Just as recognizing success is pivotal, Carolina Day School also acknowledges that transitioning to a championship culture isn’t without challenges. Resistance to change is a natural response and must be met with empathy, clear communication, and an openness to feedback.

It’s vital for the school’s leadership to embody the desired culture in their actions and decisions, upholding the principles of Ubuntu. This can build trust, encourage dialogue, and provide a blueprint for others to follow in their behaviors and attitudes.

CDS has implemented several measures to address resistance, maintain open communication, and ensure continuous feedback. These include:

  • Creating a system for feedback through weekly Principal Pages
  • Implementing 2 x 2 feedback protocol for teams with challenging dynamics
  • Facilitating student problem-solving sessions
  • Establishing teacher-led committees on areas of concern
  • Conducting “Walk and Talks” with key parent stakeholders
  • Holding relational meetings with all staff members to improve leadership transition
  • Scheduling 1-on-1 check-ins at the beginning, middle, and end of the year with administration

Navigating the intricacies of a cultural transition, while challenging, is a transformative process that Carolina Day School embraces. The rewards of this shift go beyond overcoming the hurdles and establish a rich and lasting impact on the school community.

A shift to a championship culture, underpinned by Ubuntu, not only strengthens the community fabric but also leads to increased student engagement and improved academic performance. Additionally, it enhances the school’s reputation, making it a more attractive choice for prospective students and their families.

Building a championship culture in schools is a transformative journey that requires dedication, strategic planning, and community participation. Carolina Day School’s journey, influenced by the Ubuntu philosophy and the leadership strategy of the Boston Celtics, provides a comprehensive example of this transformation.

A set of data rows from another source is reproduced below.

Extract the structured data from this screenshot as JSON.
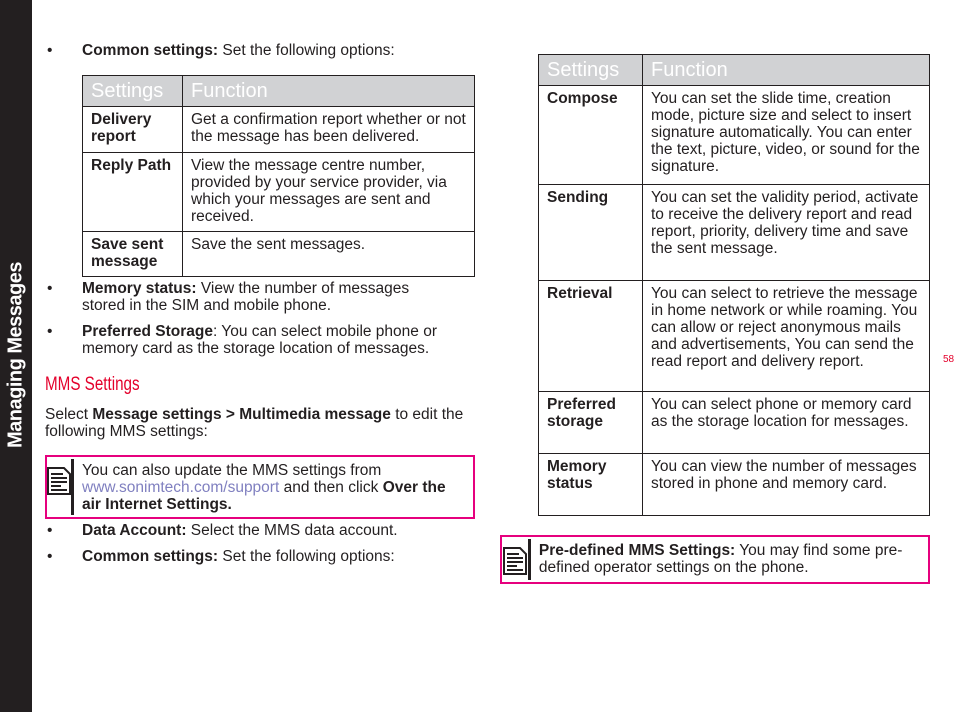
{
  "sidebar": {
    "title": "Managing Messages"
  },
  "page_number": "58",
  "left": {
    "bullet1": {
      "bold": "Common settings:",
      "text": " Set the following options:"
    },
    "table": {
      "headers": [
        "Settings",
        "Function"
      ],
      "rows": [
        {
          "setting": "Delivery report",
          "function": "Get a confirmation report whether or not the message has been delivered."
        },
        {
          "setting": "Reply Path",
          "function": "View the message centre number, provided by your service provider, via which your messages are sent and received."
        },
        {
          "setting": "Save sent message",
          "function": "Save the sent messages."
        }
      ]
    },
    "bullet2": {
      "bold": "Memory status:",
      "text": " View the number of messages stored in the SIM and mobile phone."
    },
    "bullet3": {
      "bold": "Preferred Storage",
      "text": ": You can select mobile phone or memory card as the storage location of messages."
    },
    "heading": "MMS Settings",
    "intro": {
      "pre": "Select ",
      "bold": "Message settings > Multimedia message",
      "post": " to edit the following MMS settings:"
    },
    "note": {
      "pre": "You can also update the MMS settings from ",
      "link": "www.sonimtech.com/support",
      "mid": " and then click ",
      "bold": "Over the air Internet Settings."
    },
    "bullet4": {
      "bold": "Data Account:",
      "text": " Select  the MMS data account."
    },
    "bullet5": {
      "bold": "Common settings:",
      "text": " Set the following options:"
    }
  },
  "right": {
    "table": {
      "headers": [
        "Settings",
        "Function"
      ],
      "rows": [
        {
          "setting": "Compose",
          "function": "You can set the slide time, creation mode, picture size and select to insert signature automatically. You can enter the text, picture, video, or sound for the signature."
        },
        {
          "setting": "Sending",
          "function": "You can set the validity period, activate to receive the delivery report and read report, priority, delivery time and save the sent message."
        },
        {
          "setting": "Retrieval",
          "function": "You can select to retrieve the message in home network or while roaming. You can allow or reject anonymous mails and advertisements, You can send the read report and delivery report."
        },
        {
          "setting": "Preferred storage",
          "function": "You can select phone or memory card as the storage location for messages."
        },
        {
          "setting": "Memory status",
          "function": "You can view the number of messages stored in phone and memory card."
        }
      ]
    },
    "note": {
      "bold": "Pre-defined MMS Settings:",
      "text": " You may find some pre-defined operator settings on the phone."
    }
  },
  "colors": {
    "accent": "#e6007e",
    "heading": "#e4002b",
    "sidebar": "#231f20",
    "table_header": "#d1d2d4",
    "link": "#8080c0"
  }
}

Despite initial challenges, their efforts resulted in enhanced academic performance, reduced teacher turnover, increased enrollment, and a more cohesive and supportive school community. Schools that incorporate Ubuntu’s “I am because we are” ethos, nurturing mutual respect and unity, not only enrich their educational environment but also foster resilience, continuous improvement, and a sense of shared success.

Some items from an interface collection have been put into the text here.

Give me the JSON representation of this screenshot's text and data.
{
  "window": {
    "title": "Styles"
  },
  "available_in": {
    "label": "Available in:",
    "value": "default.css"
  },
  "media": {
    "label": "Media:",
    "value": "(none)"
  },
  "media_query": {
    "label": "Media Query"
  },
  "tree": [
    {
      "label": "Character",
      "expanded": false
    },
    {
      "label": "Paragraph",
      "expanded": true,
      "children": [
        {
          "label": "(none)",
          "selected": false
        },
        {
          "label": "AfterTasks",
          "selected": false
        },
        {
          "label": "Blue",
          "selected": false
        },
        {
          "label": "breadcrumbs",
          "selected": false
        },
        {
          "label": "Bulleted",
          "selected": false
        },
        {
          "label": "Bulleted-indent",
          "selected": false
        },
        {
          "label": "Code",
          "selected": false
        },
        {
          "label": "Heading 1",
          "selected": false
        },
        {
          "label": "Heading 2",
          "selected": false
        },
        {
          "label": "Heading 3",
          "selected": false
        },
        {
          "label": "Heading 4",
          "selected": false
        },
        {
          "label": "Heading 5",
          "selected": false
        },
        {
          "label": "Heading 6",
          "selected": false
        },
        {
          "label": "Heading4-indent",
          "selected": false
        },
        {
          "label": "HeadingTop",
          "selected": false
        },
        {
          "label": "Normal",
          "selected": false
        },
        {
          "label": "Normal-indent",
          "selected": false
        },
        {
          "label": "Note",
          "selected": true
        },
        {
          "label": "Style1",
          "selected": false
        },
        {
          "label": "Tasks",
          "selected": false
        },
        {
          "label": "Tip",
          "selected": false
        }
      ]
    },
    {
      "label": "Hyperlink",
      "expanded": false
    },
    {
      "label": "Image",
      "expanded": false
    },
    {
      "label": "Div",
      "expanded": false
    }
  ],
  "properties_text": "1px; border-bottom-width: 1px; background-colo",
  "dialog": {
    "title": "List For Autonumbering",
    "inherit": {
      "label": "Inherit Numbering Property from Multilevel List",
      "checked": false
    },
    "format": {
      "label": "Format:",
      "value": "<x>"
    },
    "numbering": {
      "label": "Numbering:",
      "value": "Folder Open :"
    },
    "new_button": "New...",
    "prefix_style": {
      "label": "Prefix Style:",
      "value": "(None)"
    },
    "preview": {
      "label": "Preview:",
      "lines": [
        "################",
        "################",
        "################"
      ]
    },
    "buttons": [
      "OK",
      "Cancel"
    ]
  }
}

In conclusion, adopting a championship culture is a long-term commitment, but the rewards are significant, extending beyond academic achievements to the overall wellbeing of the school community. Thus, Carolina Day School serves as an inspiring example for other independent schools aiming to create a similar championship culture.

Interested in learning more? Join us for a two-day workshop, June 24-26, 2024 in Asheville, aimed at school leaders looking to improve their school culture and teamwork using the Ubuntu philosophy — the belief in a universal bond of sharing that connects all humanity. This practical workshop focuses on real-world applications of feedback and conflict resolution to create a supportive, high-performing school environment. Participants will engage in direct, scenario-based activities and group discussions to develop effective leadership strategies tailored to their unique school contexts. The goal is to leave with a clear, actionable plan to implement these principles in your school, promoting unity, respect and shared success.

  • Leadership
  • Mission/Culture
  • Community Building

Lauren Evans is the lower and middle school principal at Carolina Day School. She joined CDS as the lower school principal in 2020. Her previous experience includes assistant principal, curriculum director, manager of teacher leadership at Teach for America, and special education teacher. Lauren was recognized as Asheville City School’s Principal of the Year in 2019. Lauren received a B.A. degree in English from the University of Maryland, an M.A. in learning disabilities from American University, and an M.A. in educational leadership from Queens University.

Carolina Day is a PK-12 school in Asheville, NC. Their mission is to inspire students to become innovative thinkers who communicate with intelligence and clarity, create with vision and purpose, and act with courage and compassion to confidently make a meaningful difference in the world.